The UK government has launched a consultation towards its latest plans for digital identity. The Department for Digital, Culture, Media and Sport (DCMS) aims to gather viewpoints from interested parties towards proposals of making digital identities trusted and secure like official documents.
Establishing the Trust Mark
Following on from the publication of a draft digital identity and attributes trust framework in February, the consultation follows towards a second iteration of the framework expected to be released shortly.
Under the plan laid out, a governing body is to be established to oversee regulation and certification of digital identity providers, providing them with a trust mark to showcase conformance to the framework. Organizations showcasing a trust mark will be permitted to undertake digital checks against government-held data.
A pilot scheme was initiated last year for checking passport data. With this framework model, the plan is for making a wider range of datasets available, with a separate aim of digitising birth certificates as an alternative.
ID for All
The government data will not be accessible to third parties, and checks will likely take the form of simple yes/no verification. Legislation is being worked on to provide digital identities equal legal status as physical documents. Proposals have also been drawn up to include measures allowing those with insufficient digital footprint to be able to create one via the use of physical documents, which goes a long way towards last year’s problems affecting the £200m Gov.UK Verify DI system.
With Verify being phased out in preparation for this new system, the aim is for people to feel assured that an app in their pocket can be trusted as much as their passport or driving licence when identification is required.
Building for the Future
This technology is viewed as a vital building block for the economy and the future, with assurances set to make people understand that their data is being used and handled safely and securely. Digital identities make for easier, quicker and more security checks in helping people without traditional forms of ID prove who they are.

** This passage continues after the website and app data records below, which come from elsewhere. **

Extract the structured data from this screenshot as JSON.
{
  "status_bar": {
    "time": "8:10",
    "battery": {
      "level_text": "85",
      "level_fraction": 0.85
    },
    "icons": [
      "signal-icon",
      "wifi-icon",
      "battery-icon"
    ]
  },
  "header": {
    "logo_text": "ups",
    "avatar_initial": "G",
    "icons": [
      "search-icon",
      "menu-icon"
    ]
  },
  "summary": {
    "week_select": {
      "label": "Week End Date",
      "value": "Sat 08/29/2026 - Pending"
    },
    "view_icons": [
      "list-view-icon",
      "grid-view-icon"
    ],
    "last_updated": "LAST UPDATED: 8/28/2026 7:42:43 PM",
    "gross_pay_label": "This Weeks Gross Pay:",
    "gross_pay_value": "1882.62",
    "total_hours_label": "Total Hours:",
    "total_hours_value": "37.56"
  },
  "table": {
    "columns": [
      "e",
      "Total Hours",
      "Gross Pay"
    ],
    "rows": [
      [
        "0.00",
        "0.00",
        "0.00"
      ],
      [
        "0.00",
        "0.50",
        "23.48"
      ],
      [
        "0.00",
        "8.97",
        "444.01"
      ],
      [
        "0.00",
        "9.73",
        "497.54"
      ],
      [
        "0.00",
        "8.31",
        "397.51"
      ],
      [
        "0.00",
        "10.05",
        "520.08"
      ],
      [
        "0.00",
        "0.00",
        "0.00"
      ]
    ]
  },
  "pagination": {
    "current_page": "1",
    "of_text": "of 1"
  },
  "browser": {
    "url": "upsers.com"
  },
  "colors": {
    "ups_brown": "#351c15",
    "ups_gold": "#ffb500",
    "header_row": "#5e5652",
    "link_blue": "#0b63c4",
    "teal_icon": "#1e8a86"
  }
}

The plan is for an existing regulatory body to take responsibility for the governance of the market rather than creating a new body. Accreditation is not set to be mandatory for digital identity providers, but firms will not be granted access to government datasets if they do not take part.